* [Prompt]
With the pictures omitted, set down exactly the lines from the one that contains "Extract the structured" through the last line of the data.

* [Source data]
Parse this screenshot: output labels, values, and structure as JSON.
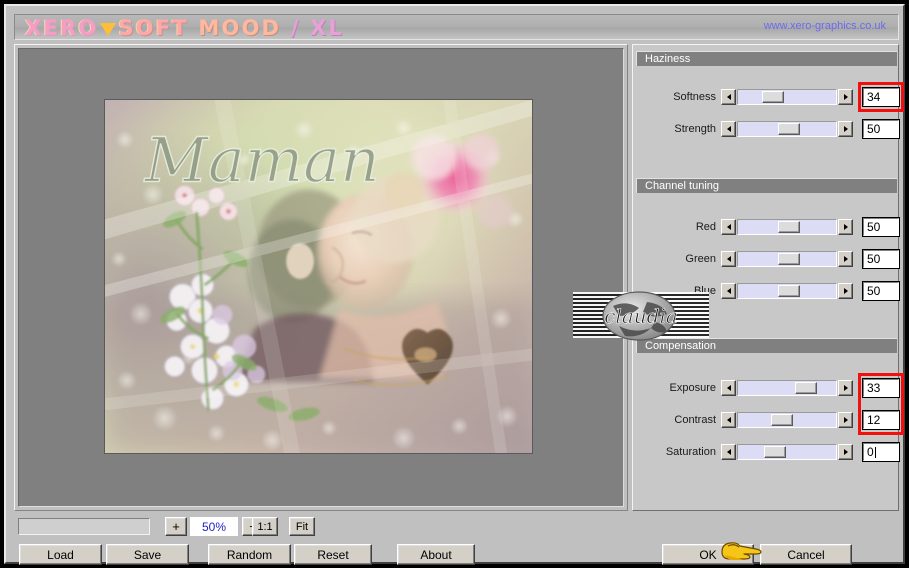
{
  "window": {
    "title_parts": [
      "XERO",
      "SOFT",
      "MOOD",
      "/ XL"
    ],
    "site_url": "www.xero-graphics.co.uk",
    "triangle_icon": "triangle-down-icon"
  },
  "preview": {
    "artwork_caption": "Maman",
    "background_color": "#808080"
  },
  "zoom_bar": {
    "plus_label": "+",
    "zoom_level": "50%",
    "minus_label": "−",
    "one_to_one_label": "1:1",
    "fit_label": "Fit",
    "progress_value": ""
  },
  "actions": {
    "load_label": "Load",
    "save_label": "Save",
    "random_label": "Random",
    "reset_label": "Reset",
    "about_label": "About",
    "ok_label": "OK",
    "cancel_label": "Cancel"
  },
  "groups": [
    {
      "title": "Haziness",
      "rows": [
        {
          "label": "Softness",
          "value": "34",
          "thumb_pct": 34,
          "highlighted": true
        },
        {
          "label": "Strength",
          "value": "50",
          "thumb_pct": 50,
          "highlighted": false
        }
      ]
    },
    {
      "title": "Channel tuning",
      "rows": [
        {
          "label": "Red",
          "value": "50",
          "thumb_pct": 50,
          "highlighted": false
        },
        {
          "label": "Green",
          "value": "50",
          "thumb_pct": 50,
          "highlighted": false
        },
        {
          "label": "Blue",
          "value": "50",
          "thumb_pct": 50,
          "highlighted": false
        }
      ]
    },
    {
      "title": "Compensation",
      "rows": [
        {
          "label": "Exposure",
          "value": "33",
          "thumb_pct": 66,
          "highlighted": true
        },
        {
          "label": "Contrast",
          "value": "12",
          "thumb_pct": 44,
          "highlighted": true
        },
        {
          "label": "Saturation",
          "value": "0",
          "thumb_pct": 36,
          "highlighted": false,
          "caret": true
        }
      ]
    }
  ],
  "watermark": {
    "text": "claudia"
  },
  "cursor": {
    "name": "pointing-hand-cursor",
    "color": "#f5c518"
  },
  "colors": {
    "accent_red": "#f01010",
    "slider_track": "#dcdcf4",
    "panel_header": "#808080",
    "face": "#c8c8c8",
    "zoom_text": "#2222c8",
    "url_text": "#6a6af0"
  }
}
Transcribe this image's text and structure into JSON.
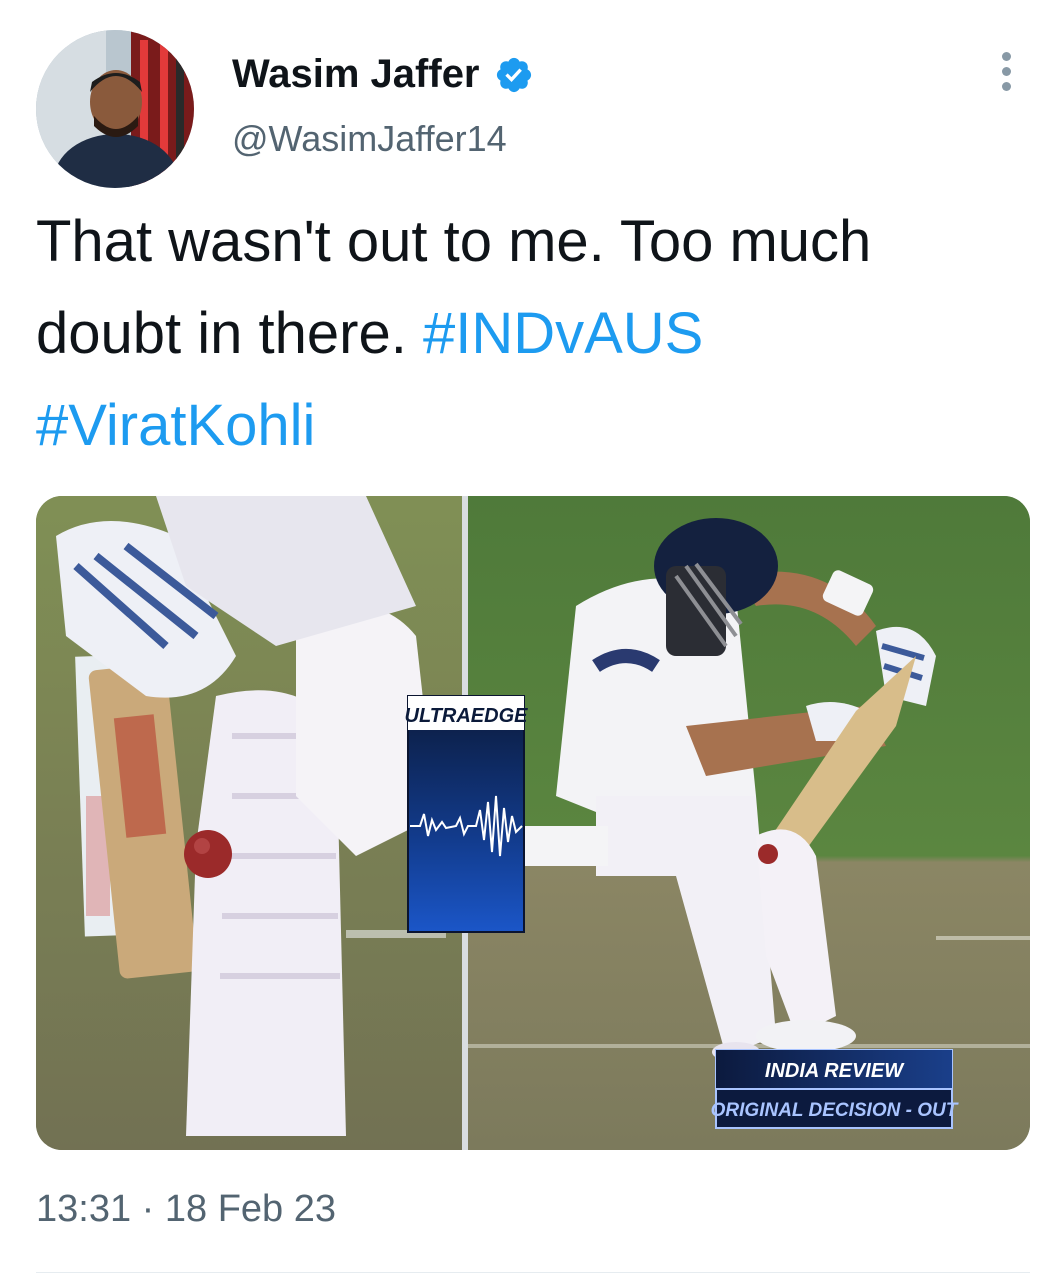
{
  "tweet": {
    "author_name": "Wasim Jaffer",
    "author_handle": "@WasimJaffer14",
    "text_plain": "That wasn't out to me. Too much doubt in there.",
    "hashtags": [
      "#INDvAUS",
      "#ViratKohli"
    ],
    "timestamp": "13:31 · 18 Feb 23",
    "verified": true
  },
  "media": {
    "ultraedge_label": "ULTRAEDGE",
    "review_title": "INDIA REVIEW",
    "review_decision": "ORIGINAL DECISION - OUT"
  },
  "colors": {
    "link": "#1d9bf0",
    "text": "#0f1419",
    "secondary": "#536471",
    "verified_badge": "#1d9bf0"
  },
  "icons": {
    "verified": "verified-badge-icon",
    "more": "more-options-icon"
  }
}
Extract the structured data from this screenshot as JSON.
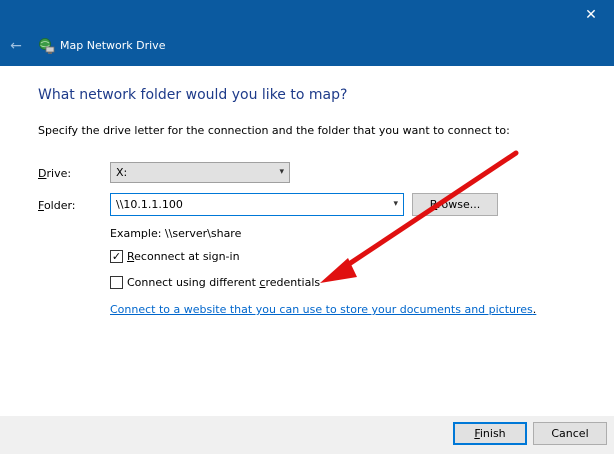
{
  "window": {
    "title": "Map Network Drive",
    "close_glyph": "✕",
    "back_glyph": "←"
  },
  "main": {
    "heading": "What network folder would you like to map?",
    "instruction": "Specify the drive letter for the connection and the folder that you want to connect to:",
    "drive": {
      "label_u": "D",
      "label_rest": "rive:",
      "value": "X:"
    },
    "folder": {
      "label_u": "F",
      "label_prefix": "",
      "label_rest": "older:",
      "value": "\\\\10.1.1.100"
    },
    "browse": {
      "label_u": "B",
      "label_rest": "rowse..."
    },
    "example": "Example: \\\\server\\share",
    "reconnect": {
      "checked": true,
      "label_u": "R",
      "label_rest": "econnect at sign-in"
    },
    "credentials": {
      "checked": false,
      "label_pre": "Connect using different ",
      "label_u": "c",
      "label_rest": "redentials"
    },
    "link": {
      "text": "Connect to a website that you can use to store your documents and pictures",
      "dot": "."
    }
  },
  "footer": {
    "finish_u": "F",
    "finish_rest": "inish",
    "cancel": "Cancel"
  },
  "colors": {
    "titlebar": "#0b5aa0",
    "heading": "#1e3b8a",
    "link": "#0066cc",
    "annotation_arrow": "#e01010"
  },
  "icons": {
    "chevron": "▾",
    "check": "✓"
  }
}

* [Output of the task]
Extract the structured data from this screenshot as JSON.
{
  "window": {
    "title": "Map Network Drive",
    "close_glyph": "✕",
    "back_glyph": "←"
  },
  "main": {
    "heading": "What network folder would you like to map?",
    "instruction": "Specify the drive letter for the connection and the folder that you want to connect to:",
    "drive": {
      "label_u": "D",
      "label_rest": "rive:",
      "value": "X:"
    },
    "folder": {
      "label_u": "F",
      "label_prefix": "",
      "label_rest": "older:",
      "value": "\\\\10.1.1.100"
    },
    "browse": {
      "label_u": "B",
      "label_rest": "rowse..."
    },
    "example": "Example: \\\\server\\share",
    "reconnect": {
      "checked": true,
      "label_u": "R",
      "label_rest": "econnect at sign-in"
    },
    "credentials": {
      "checked": false,
      "label_pre": "Connect using different ",
      "label_u": "c",
      "label_rest": "redentials"
    },
    "link": {
      "text": "Connect to a website that you can use to store your documents and pictures",
      "dot": "."
    }
  },
  "footer": {
    "finish_u": "F",
    "finish_rest": "inish",
    "cancel": "Cancel"
  },
  "colors": {
    "titlebar": "#0b5aa0",
    "heading": "#1e3b8a",
    "link": "#0066cc",
    "annotation_arrow": "#e01010"
  },
  "icons": {
    "chevron": "▾",
    "check": "✓"
  }
}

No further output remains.